Pavilion-style house and town centre square
Gignac La Nerthe is a French Provence commune near Marseille.
The city has relied on agriculture since the Middle Ages and grew in size from the sixties when it welcomed the first repatriates from Algeria. At the time, the city was subject to a pavillion-style urbanisation policy to rehouse the inhabitants of the northern neighbourhoods of Marseille. The town of Gignac thus densified by a territorial sprawl resulting from the de-densification of the large Marseilles housing projects.
Today, the town is completely eaten away by expanding individual plots, and the town centre leaves very little urban breathing and public space. Completely deserted, it still boasts a church, launderette, town hall and its square, a barn, a town house and several wastelands.
Starting with this raw material, the municipality launched a real estate acquisition policy to reconquer its town centre and recreate a centrality around the town hall through a public space project at the scale of the town and its inhabitants.
Through a series of workshops, Comac and the municipal team defined the programme and its challenges: a multi-generation space, a place for encounters, life and exchanges around local plantations reflecting the image of the authentic Provence space.
The challenge consisted in unifying a whole of disparate urban components. Assembling and recomposing a centrality from the Town Hall, the Boulevard Perier, the launderette, the barn and the wasteland bordered with parvillion-housing plots.
By demolishing the town hall adjacent to the barn, the project breathes the first breath of life into the urban town centre, extending the town hall square beyond the Boulevard Perier, expanding the latter to the residual plots to form almost 3000 metres of coalition space.
This urban set-up enjoys various areas filled with various character, ambiance and uses and constitutes today a veritable tool available to the municipal team, where the latter can develop a social policy in the favour of Gignac inhabitants.
The demolished house boasted a floor made of colour cement tiles characteristic of the region and an era.

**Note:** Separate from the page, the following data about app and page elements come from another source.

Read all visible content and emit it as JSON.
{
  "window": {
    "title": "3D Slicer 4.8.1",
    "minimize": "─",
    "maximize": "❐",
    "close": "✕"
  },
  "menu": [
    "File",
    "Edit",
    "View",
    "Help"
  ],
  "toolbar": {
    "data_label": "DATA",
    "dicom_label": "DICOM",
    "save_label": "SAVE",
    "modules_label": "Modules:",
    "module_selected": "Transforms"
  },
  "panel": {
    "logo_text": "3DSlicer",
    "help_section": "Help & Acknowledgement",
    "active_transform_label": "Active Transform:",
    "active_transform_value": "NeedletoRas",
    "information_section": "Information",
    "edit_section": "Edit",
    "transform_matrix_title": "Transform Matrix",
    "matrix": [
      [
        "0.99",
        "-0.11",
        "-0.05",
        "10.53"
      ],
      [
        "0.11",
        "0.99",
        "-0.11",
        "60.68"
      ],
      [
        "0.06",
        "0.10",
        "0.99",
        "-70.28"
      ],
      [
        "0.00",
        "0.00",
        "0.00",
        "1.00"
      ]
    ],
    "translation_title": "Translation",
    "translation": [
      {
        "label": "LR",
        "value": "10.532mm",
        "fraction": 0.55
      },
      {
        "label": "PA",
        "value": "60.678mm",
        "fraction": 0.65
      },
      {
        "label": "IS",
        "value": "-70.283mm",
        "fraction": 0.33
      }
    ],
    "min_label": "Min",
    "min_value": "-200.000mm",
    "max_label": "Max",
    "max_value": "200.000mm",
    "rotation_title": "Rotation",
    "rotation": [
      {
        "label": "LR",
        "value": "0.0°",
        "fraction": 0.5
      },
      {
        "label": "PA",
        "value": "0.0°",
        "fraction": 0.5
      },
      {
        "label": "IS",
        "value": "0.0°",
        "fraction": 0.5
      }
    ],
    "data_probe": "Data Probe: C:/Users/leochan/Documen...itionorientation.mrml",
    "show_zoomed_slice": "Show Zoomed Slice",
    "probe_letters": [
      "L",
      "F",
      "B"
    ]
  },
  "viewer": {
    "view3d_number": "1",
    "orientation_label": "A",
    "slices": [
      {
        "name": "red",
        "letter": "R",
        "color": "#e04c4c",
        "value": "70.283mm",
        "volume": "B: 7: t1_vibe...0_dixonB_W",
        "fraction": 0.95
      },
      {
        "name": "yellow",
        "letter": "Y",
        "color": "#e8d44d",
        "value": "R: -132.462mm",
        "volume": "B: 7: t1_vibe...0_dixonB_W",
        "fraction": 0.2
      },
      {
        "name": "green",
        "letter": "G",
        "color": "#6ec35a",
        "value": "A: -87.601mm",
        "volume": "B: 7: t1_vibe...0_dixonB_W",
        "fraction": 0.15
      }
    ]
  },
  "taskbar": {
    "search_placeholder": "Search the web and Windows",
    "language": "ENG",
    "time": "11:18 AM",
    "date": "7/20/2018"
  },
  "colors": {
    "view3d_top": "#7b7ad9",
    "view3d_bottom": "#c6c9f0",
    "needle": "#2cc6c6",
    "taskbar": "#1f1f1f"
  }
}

Placed and preserved, these elements were reused to clad the masoned table of the open-air barn and also served to inspire the tile motif on the façades of the pavillion-style house.
The façades were drawn based on the original drawing of the tiles, reinterpreted in the colours of the Provence flag.
Today, the motif allows identifying the project by confering it an image of modernity through a symbol that draws its sources from the local building tradition.
Function : Pavilion, urban square, barn, laundry, children's games